Addendum: one week later: I planted 47.00 worth of flowers today. More to come. On the mend.

Saturday, April 16, 2011

livewire among other things

Let me apologize in advance for the apparent loss of the paragraph function in my blog. Not sure what's up or how to fix it. I like run-on sentences, but run-on paragraphs are a big fat blur to me. Well it was pretty fun to sit with my friend Athena in the OPB audience and clap when the sign was lifted. I've always wanted to see a live radio show like Prairie Home Companion, but Garrison Keillor is losing his edge (or so he says and I think when he says it he is kidding but in my opinion Lutherans have lost their comedic edge) and Livewire is up and coming Portland entertainment. I bought tickets because Anne Lamott was on the schedule. I haven't seen her in years. her schtick hasn't changed, but her dreds are gray now, and she is still an unconvincing Christian, whom I emulate. Her book "Bird by Bird" is still an important book for beginning writers. She's fun to listen to, but she was clearly very tired, on a book tour, and the annoying factor is that on my way home I noticed the marquee at the Bagdad and it said, "Anne Lamott, 6:00. Shit. I could have saved my money, walked down to the Bagdad and seen her for three bucks, earlier, when she wasn't so tired. Still, she is kind of my idol, and I really was happy to see her. I give a copy of her book to newer writers when I have one lying around. The mayor was there, and was giving a proclamation of some sort. He was a little funny, which helps, because he seems like a complete dick to me, at least someone with poor judgment. God, I can't stand people with poor judgment. Work remains difficult, challenging in a couple of important ways, and I am happy to have a job and money to spend on spring flowers.

Friday, April 08, 2011


I dumped all of the dirt out of many of my many pots because tomorrow is FUSCHIA SATURDAY AT FRED MEYER!!!!!!!!!! FREE DIRT. I'll stop yelling now. It is a great thing they do. I take all of my pots and plant the heck out of their little fuschia starts. I like "dark eyes" and "lena" and "pink marshmallow." but each year, I get what I can and I think that some years the fuschia elves go in the middle of the night and switch all the little signage sticks so you pretty much get a crap shoot of colors. But that's okay. My need for order is slowly giving way to the entropy of life in SE Portland. We (the royal we) are building a fence so the dogs have somewhere to roam. I'm glad about it. I want the front yard back. I'm tired of looking at chickenwire, sawdust and dogshit. Sue me. Even entropic living has its limits. Also, the fence will serve as a barrier for Duffy's enthusiasm to meet and greet passersby, which looks more like a desire to tear the throat out of passing dogs. Not that he could, or would, but his act is pretty convincing. I'm just wondering if the neighbors will care about the fence. They don't seem to care about much of anything.

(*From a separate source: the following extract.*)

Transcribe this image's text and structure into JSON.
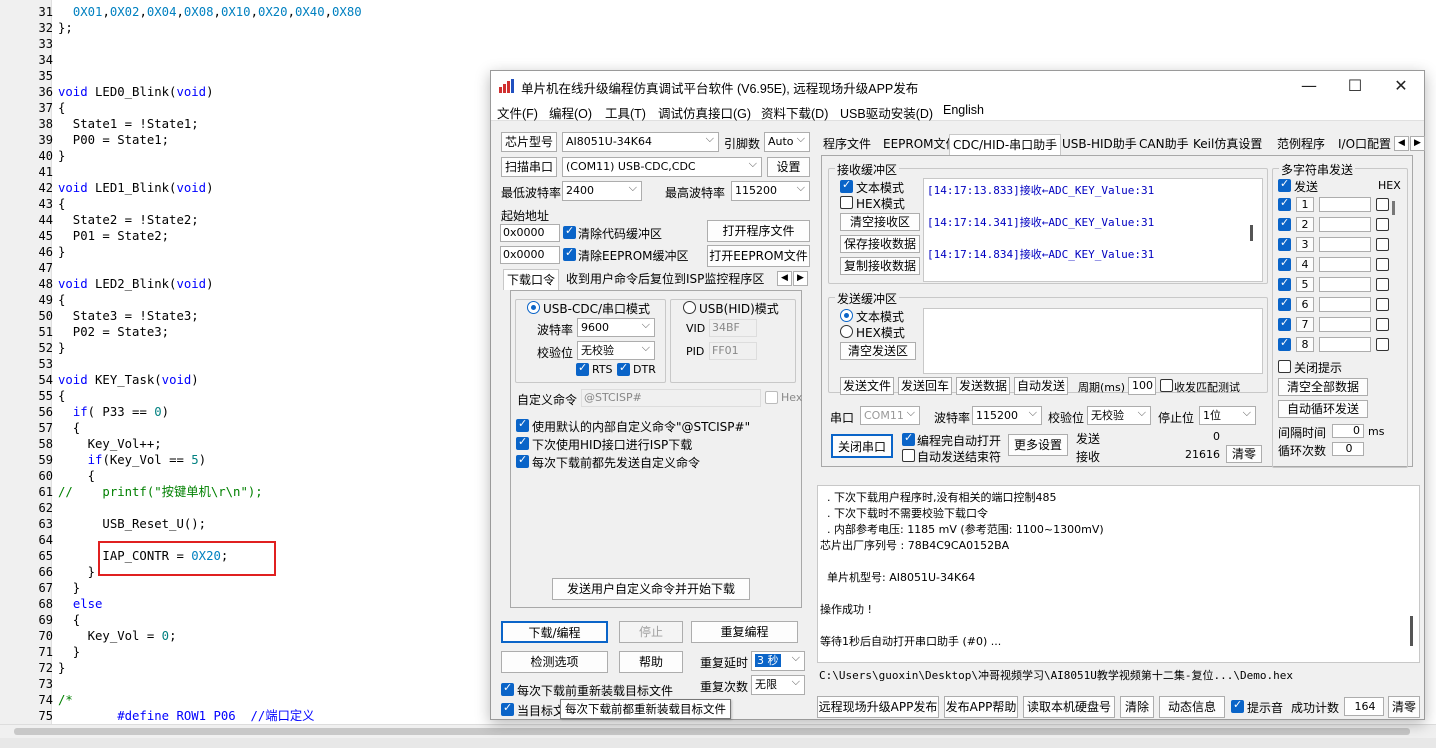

They are roommates that shift and change with the seasons; they all look alike and some of them come and go, so its hard to tell sometimes. My husband used to live in the house nextdoor, so he takes the "Toddler Property Laws" view of things. Look 'em up. Nevermind. I did it for you. Toddlers' Property Laws 1. If I like it, it's mine. 2. If it's in my hand, it's mine. 3. If I can take it from you, it's mine. 4. If I had it a little while ago, it's mine. 5. If it's mine, it must never appear to be yours in any way. 6. If I'm doing or building something, all the pieces are mine. 7. If it looks like mine, it is mine. 8. If I saw it first, it's mine. 9. If you are playing with something and you put it down, it automatically becomes mine. 10 If it's broken, it's yours.